2. One block from the Lama Temple, El Nido is a tumbledown hútòng bar with outside benches. Its imported beers are some of the cheapest in the city.
3. In the summer, grab a chilled bottle of white wine or a six pack from 7-11, and head to the moat around the Forbidden City for an evening of drinking fit for en emperor.
4. Some of the cheapest beers in town can be had at hostel bars. Beijing Downtown Backpackers has a busy attached pub in the Nanluoguxiang tourist lane, while The Drum – Specialist Capsule Hostel & Hotel promises every guest a free bar at its bar.
5. The university district of Haidian has a strip of banging budget boozers. Lush, with its pub quizzes and live music, is an enduring favourite.
Five tips to keep costs down
1. Avoid public holidays, such as Spring Festival in January/February and National Day in October, when it feels like China’s 1.4 billion are on the move. Hotels and guesthouses double or triple their rates and the capital is a crush.
2. Take public transport (besides, Beijing cabs are notoriously hard to flag down these days). The Beijing Subway (English signs and announcements) has improved its network in recent years and a single journey ranges from ¥3-6. Buses are trickier to use but if you get a Beijing Transportation Smart Card you pay half price, which means you’ll be paying less than ¥1 per trip (that's just US$0.16 for those keeping track!).
3. Avoid the well-known tourist markets (such as the Silk Market and Yashow Clothing Market) where they pump up the price for foreigners and the goods are often fake. Instead buy your gifts from local markets and shops.
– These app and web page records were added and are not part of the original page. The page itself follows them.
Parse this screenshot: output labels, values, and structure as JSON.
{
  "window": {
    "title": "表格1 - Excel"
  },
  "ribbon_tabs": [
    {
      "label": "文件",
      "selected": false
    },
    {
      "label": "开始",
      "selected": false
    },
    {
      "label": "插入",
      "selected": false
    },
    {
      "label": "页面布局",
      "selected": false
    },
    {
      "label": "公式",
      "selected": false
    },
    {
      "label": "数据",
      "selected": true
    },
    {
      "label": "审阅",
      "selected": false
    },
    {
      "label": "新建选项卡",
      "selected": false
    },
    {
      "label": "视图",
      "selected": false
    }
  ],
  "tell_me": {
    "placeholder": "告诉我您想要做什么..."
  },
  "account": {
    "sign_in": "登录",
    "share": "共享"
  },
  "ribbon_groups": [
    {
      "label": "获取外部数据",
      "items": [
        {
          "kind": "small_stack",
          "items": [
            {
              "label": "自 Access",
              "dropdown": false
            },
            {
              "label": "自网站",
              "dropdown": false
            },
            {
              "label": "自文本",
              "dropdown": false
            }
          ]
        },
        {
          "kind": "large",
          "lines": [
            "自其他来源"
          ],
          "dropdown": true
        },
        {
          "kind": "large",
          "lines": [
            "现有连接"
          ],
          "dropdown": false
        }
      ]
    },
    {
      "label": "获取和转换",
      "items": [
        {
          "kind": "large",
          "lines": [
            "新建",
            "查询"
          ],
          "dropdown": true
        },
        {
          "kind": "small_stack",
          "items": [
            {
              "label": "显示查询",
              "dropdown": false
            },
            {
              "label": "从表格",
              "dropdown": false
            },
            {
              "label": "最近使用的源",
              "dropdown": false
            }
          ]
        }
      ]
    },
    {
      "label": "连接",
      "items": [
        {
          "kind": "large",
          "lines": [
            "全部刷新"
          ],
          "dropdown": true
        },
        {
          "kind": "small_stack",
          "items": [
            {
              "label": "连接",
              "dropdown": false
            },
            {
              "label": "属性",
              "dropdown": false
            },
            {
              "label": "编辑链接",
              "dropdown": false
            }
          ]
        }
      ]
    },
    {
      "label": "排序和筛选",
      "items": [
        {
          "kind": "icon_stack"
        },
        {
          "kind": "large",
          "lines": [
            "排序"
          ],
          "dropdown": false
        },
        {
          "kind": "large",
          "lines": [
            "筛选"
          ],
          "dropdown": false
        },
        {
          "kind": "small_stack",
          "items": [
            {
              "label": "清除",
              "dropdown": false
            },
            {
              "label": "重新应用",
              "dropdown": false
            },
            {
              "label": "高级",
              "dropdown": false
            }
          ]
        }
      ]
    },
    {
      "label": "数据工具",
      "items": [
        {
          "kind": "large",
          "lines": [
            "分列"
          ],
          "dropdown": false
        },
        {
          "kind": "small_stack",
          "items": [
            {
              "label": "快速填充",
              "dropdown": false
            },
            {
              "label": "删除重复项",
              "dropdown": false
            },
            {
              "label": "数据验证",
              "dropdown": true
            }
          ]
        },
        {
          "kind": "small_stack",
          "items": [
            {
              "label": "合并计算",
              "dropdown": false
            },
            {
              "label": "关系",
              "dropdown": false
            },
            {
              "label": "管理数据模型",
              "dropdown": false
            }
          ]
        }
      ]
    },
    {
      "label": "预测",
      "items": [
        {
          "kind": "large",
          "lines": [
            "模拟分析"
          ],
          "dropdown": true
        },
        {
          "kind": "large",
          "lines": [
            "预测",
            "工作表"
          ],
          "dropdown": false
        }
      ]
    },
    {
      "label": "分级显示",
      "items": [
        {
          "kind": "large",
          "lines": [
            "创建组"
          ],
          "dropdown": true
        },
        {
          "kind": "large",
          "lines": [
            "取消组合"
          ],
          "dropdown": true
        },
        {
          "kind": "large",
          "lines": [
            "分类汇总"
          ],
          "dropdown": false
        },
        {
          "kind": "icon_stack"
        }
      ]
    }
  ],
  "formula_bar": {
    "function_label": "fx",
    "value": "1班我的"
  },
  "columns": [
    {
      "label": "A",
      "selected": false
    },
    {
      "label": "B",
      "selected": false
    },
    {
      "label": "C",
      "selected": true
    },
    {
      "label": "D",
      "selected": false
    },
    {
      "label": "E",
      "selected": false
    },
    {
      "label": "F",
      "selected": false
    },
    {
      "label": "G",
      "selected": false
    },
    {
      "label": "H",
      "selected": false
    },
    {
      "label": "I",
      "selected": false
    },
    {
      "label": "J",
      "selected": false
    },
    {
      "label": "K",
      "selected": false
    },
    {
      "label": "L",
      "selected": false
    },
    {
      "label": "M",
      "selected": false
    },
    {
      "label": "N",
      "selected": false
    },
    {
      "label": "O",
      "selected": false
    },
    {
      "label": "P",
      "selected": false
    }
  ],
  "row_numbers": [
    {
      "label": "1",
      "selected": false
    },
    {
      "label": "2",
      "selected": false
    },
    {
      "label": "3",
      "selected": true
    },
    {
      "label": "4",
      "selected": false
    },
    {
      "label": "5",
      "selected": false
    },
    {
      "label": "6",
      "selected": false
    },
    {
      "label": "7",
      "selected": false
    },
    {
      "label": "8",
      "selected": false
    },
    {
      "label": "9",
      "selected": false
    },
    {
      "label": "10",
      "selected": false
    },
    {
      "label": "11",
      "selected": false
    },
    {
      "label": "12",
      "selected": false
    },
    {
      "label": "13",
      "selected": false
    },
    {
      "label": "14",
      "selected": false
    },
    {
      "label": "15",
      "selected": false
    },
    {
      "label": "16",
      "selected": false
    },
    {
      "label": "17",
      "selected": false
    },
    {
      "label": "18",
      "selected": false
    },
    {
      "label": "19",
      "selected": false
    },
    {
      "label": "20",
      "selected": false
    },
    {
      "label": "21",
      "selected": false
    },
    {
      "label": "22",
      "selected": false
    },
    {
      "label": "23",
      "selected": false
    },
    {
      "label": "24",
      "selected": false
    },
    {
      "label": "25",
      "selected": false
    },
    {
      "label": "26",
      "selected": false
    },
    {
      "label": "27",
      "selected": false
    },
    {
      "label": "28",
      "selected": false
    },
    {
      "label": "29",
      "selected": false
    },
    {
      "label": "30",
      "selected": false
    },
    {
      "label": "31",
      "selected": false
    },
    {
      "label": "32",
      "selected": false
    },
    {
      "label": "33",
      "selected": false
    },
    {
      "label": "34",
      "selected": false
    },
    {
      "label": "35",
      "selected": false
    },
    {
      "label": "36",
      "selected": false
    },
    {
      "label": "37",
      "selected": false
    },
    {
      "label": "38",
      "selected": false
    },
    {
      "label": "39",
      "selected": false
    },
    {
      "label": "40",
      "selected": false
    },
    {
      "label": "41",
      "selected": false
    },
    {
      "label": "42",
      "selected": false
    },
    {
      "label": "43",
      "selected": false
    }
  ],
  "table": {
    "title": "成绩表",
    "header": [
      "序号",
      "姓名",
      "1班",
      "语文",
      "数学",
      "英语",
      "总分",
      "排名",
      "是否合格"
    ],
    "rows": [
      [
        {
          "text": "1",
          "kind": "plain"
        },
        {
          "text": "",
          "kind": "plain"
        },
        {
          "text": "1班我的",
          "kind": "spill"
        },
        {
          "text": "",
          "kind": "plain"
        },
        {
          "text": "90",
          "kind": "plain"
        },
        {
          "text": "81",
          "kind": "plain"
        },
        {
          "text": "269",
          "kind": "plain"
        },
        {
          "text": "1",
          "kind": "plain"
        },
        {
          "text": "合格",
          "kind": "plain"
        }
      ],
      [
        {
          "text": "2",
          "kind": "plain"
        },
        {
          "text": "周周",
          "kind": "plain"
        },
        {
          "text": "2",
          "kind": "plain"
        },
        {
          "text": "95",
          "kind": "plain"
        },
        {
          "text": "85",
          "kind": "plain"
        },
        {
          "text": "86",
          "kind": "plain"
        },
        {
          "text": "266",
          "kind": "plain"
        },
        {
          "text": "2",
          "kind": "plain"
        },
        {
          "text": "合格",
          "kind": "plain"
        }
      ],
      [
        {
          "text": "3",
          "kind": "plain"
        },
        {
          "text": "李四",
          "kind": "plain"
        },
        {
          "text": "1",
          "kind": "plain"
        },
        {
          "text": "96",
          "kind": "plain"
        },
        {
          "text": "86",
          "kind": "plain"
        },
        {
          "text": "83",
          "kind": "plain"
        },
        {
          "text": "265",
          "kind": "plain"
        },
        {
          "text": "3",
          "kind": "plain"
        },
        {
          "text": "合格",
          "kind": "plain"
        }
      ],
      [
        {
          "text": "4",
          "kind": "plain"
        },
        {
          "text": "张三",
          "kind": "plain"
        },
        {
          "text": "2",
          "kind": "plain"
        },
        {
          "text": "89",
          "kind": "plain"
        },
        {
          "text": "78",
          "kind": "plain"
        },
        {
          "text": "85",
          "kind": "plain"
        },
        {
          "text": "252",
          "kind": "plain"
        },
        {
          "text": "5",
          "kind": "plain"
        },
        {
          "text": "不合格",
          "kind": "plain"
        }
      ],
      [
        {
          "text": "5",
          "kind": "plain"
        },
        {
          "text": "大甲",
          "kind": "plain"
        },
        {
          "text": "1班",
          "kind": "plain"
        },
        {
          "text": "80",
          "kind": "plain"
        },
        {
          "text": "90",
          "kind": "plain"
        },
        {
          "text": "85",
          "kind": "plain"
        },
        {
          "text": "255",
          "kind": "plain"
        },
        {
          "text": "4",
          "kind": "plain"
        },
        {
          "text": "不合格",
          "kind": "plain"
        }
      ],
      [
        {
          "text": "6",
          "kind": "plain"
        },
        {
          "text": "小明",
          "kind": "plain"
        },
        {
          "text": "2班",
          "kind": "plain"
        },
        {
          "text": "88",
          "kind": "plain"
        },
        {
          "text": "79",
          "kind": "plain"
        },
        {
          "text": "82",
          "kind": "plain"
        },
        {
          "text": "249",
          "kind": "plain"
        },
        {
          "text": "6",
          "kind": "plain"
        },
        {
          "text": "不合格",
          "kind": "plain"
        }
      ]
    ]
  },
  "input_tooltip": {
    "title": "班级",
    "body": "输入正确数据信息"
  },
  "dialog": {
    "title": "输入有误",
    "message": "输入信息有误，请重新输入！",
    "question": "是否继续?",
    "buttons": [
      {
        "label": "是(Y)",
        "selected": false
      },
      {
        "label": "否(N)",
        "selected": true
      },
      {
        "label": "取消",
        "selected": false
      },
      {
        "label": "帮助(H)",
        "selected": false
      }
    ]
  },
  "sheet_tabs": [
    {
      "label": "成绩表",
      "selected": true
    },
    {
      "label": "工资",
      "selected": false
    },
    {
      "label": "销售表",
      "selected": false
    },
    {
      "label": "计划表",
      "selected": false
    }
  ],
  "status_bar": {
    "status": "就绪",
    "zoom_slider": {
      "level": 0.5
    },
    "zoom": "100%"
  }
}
Some inexpensive gift ideas: packaged Chinese tea and Chinese sauces from a supermarket, paper cutouts and silk purses from Tian Yi Goods Market, and bolts of fabric from Muxiyuan Fabric Market (23 Dahongmen Lu, Fengtai district).
4. Turn roaming off and connect with friends and family online. While you won’t have access to sites like Facebook, Twitter and Gmail in China without a VPN, you’ll likely be able to use Skype and What’s App. Hostels generally have free wi-fi as do coffee shops (for the price of a drink).
5. You can almost always bargain in markets and shops. Decide on what you’re willing to pay beforehand, keep smiling, and walk away if the vendor won’t agree to your price. If they are willing to discount to your level, they’ll call you back.